This morning, I have seen the more recent pictures of both Zimmerman and Martin.   I feel bamboozled, fooled, naive.  Like millions of people every day, I have accepted what is presented in the news as fact.  But as my own class discussed, fact is not always truth.  Now I have a less menacing yet fuller picture of the real George Zimmerman, not the boogeyman the court of public opinion would have me dismiss.

As for Trayvon Martin, I no longer only see the memory of a baby-faced child but a more honest picture of a real teenager. Unlike Geraldo Rivera(why does he have to be Latino? somebody take him back), I am not quick to judge Trayvon. Wifebeaters, grills, and tattoos have no bearing on this case.  A young man is dead, another man has lost his reputation and safety, possibly his life, and two communities stand to lose common ground over this case.

On a more personal level, I can’t help but wonder how many people will ponder this case in depth.  I am saddened and moved by this case to be more analytical and reflective.
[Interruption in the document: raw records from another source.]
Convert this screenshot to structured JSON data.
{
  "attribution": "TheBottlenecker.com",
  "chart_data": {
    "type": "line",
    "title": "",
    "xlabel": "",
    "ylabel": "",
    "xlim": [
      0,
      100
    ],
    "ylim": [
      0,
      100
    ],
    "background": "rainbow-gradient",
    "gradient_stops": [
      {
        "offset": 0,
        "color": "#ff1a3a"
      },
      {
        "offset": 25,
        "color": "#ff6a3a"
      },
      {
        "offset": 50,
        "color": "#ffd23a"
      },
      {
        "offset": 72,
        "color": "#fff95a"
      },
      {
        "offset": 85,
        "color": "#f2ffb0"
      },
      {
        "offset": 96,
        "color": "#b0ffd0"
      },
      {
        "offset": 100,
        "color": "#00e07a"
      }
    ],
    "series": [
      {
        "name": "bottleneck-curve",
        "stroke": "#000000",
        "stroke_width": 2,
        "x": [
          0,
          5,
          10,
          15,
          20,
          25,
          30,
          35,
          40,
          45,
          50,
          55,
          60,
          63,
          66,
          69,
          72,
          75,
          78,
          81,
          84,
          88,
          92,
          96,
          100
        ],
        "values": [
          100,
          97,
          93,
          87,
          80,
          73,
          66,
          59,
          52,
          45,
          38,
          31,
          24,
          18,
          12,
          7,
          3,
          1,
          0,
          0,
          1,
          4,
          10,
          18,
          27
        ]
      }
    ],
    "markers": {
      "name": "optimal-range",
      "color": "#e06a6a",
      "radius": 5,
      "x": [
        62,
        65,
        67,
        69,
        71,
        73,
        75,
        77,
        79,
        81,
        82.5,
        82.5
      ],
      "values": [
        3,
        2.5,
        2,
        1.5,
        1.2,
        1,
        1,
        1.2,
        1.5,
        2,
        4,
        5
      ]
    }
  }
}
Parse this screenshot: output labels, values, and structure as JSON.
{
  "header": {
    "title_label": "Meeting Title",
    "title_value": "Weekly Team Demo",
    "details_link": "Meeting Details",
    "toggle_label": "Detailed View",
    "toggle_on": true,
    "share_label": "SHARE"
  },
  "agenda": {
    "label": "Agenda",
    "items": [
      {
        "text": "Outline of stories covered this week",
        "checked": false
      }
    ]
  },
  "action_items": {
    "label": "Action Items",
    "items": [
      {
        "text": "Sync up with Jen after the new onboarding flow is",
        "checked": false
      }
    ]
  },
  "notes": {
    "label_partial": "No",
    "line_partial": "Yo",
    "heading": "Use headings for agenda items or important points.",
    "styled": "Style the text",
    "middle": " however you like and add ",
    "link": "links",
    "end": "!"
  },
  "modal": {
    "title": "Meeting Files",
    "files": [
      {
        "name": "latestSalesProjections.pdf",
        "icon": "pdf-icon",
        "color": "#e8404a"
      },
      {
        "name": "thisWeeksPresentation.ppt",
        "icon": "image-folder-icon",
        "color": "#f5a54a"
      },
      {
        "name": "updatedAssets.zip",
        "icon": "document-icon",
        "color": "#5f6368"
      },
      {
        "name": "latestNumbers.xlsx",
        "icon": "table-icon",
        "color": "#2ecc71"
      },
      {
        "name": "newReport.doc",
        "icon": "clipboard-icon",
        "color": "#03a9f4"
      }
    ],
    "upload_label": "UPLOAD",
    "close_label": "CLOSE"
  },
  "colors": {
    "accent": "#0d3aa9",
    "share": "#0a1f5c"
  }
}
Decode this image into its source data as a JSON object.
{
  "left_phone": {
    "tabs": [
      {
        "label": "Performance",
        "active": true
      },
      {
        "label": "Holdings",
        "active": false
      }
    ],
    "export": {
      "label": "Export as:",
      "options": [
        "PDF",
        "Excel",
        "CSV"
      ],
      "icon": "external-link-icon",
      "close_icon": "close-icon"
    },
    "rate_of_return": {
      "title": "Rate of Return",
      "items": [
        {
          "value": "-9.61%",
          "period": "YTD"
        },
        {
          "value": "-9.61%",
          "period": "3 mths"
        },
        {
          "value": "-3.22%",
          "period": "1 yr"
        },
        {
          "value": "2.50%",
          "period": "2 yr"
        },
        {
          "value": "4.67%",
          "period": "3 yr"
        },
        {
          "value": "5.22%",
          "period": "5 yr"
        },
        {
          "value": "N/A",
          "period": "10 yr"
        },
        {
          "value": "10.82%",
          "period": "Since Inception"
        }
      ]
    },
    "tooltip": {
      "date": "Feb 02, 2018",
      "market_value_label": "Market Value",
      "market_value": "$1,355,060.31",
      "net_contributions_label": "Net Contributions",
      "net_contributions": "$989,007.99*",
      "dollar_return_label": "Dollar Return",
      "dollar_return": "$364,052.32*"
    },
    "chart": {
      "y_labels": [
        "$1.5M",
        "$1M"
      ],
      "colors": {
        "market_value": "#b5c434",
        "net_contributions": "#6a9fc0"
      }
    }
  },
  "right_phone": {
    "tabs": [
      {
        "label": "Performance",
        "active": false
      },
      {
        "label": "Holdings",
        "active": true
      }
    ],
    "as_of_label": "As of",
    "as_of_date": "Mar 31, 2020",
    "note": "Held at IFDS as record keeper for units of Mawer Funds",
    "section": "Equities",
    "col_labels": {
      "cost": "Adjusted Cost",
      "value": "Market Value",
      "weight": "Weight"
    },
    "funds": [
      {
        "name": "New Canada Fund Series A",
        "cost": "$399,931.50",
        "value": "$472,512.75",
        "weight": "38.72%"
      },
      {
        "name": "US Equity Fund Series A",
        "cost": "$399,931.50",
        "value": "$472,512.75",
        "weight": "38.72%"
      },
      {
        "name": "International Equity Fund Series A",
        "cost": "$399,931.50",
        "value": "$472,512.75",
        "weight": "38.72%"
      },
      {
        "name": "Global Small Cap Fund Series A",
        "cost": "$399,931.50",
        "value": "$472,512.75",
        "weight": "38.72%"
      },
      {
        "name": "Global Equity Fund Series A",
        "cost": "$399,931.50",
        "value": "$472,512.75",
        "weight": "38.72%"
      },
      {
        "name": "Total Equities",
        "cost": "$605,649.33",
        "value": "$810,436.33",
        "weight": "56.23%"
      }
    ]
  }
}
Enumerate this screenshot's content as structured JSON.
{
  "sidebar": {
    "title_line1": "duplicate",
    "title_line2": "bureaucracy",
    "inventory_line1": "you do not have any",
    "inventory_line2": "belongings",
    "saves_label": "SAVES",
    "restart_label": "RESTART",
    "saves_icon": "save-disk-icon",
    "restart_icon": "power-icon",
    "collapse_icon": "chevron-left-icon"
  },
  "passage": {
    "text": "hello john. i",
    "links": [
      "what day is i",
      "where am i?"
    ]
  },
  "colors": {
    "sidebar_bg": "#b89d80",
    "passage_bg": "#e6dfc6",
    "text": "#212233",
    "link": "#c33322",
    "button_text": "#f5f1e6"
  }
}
I can’t let the media or even my own first impressions be my guide.

Dirty thieves!

I have no respect for thieves. Sure I shoplifted some Barbie doll shoes from Gemco and some Jolly Ranchers from the local 7-11 when I was a little girl. But once I started to think for myself and choose right from wrong, I have never taken something that didn’t belong to me, be it cash or another lost item. I’m the person who returns your wallet or purse to lost and found or customer service. I’ll be the one to help you look for your sunglasses or child’s toy under the BART seats or at the movies. So it irks me that I’ve been the target of credit card thieves more than once.

This morning as I checked my ever-depleting checking account(long distance romance doesn’t come cheap, LOL), I saw a morning purchase at Macy’s. Now I love Macy’s as much as any other woman with fashion sense but I’ve been in my office all morning, processing suspensions and trying desperately not to jump out of my chair to rail against the barrage of whining parents in our lobby. I spoke to a bank representative and she confirmed that a purchase was made with my ATM card at a Macy’s in Ohio. Strangely, my unsigned and very worn ATM card is in my Coach wallet where it always is, along with my laminated affirmations and prayer cards, my health insurance card, my license, my St. Christopher medal, and for once, because God knows I’m always broke despite my many-figure salary, some cash and change. Someone out in the Midwest has made a counterfeit copy of my card and is shopping at Macy’s while I earn an honest living.

So why am I smiling? We have canceled the card and I’ll cut my copy into bits in a few minutes. But I smile because no thief can take the wealth I have.